Records for this task:

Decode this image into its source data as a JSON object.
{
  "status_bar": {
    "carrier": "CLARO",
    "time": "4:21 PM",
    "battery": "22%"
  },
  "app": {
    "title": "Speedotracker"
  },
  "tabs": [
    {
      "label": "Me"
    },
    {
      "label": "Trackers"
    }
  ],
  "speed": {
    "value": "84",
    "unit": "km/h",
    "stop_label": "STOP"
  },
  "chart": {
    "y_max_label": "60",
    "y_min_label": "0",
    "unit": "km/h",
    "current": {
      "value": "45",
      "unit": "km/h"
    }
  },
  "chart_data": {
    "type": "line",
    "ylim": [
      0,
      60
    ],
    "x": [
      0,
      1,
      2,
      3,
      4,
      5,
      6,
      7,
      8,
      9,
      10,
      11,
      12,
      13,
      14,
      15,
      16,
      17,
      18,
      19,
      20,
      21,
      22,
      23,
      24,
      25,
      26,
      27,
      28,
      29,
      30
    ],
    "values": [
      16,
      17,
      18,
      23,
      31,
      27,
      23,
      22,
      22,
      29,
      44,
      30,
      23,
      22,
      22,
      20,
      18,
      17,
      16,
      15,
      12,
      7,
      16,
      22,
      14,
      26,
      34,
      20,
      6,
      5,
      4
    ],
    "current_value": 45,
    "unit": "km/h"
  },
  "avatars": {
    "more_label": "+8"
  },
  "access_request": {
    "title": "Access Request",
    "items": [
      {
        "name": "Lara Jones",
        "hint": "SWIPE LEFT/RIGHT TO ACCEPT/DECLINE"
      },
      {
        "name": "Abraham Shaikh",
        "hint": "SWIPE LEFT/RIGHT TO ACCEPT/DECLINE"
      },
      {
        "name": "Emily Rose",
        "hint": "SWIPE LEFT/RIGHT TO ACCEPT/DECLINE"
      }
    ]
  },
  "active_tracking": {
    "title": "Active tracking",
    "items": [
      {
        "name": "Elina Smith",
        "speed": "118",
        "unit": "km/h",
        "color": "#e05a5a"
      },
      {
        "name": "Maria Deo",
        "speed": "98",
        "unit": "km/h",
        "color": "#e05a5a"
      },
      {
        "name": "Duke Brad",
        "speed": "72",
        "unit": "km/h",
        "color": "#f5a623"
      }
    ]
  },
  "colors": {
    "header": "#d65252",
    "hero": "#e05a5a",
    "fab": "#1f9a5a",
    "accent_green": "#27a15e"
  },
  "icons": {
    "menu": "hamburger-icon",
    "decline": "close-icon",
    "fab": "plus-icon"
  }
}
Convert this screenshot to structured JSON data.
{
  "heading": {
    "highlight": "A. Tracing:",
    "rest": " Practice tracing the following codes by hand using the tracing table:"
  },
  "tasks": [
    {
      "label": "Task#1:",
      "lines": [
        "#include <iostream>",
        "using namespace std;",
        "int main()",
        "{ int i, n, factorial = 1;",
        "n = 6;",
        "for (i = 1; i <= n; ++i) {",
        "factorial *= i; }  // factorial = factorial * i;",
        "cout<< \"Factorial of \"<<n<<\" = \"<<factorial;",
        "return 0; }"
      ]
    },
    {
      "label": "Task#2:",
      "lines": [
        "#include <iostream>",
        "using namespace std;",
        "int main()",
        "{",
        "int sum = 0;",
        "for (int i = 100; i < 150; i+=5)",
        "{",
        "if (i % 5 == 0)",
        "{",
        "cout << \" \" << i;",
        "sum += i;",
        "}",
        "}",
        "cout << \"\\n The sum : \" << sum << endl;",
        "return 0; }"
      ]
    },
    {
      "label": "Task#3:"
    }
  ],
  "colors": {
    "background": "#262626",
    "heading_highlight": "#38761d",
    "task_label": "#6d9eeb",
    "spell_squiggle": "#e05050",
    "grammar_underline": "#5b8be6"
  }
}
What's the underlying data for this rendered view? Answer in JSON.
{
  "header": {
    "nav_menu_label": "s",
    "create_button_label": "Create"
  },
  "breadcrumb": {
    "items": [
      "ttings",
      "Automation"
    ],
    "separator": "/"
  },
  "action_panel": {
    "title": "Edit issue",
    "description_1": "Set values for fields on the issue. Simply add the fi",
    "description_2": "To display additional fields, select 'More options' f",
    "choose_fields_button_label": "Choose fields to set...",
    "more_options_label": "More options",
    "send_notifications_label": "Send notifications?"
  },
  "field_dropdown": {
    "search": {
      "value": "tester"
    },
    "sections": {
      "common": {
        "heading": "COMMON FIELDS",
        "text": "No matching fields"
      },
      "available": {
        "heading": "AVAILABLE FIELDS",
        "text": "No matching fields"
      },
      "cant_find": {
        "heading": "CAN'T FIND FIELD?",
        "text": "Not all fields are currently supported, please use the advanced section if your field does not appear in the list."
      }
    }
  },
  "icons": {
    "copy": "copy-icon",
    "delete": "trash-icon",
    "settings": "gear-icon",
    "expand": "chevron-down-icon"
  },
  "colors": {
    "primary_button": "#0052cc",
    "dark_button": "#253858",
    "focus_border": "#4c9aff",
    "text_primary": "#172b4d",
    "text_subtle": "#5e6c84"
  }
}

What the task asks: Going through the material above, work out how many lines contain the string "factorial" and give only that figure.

Task result: 3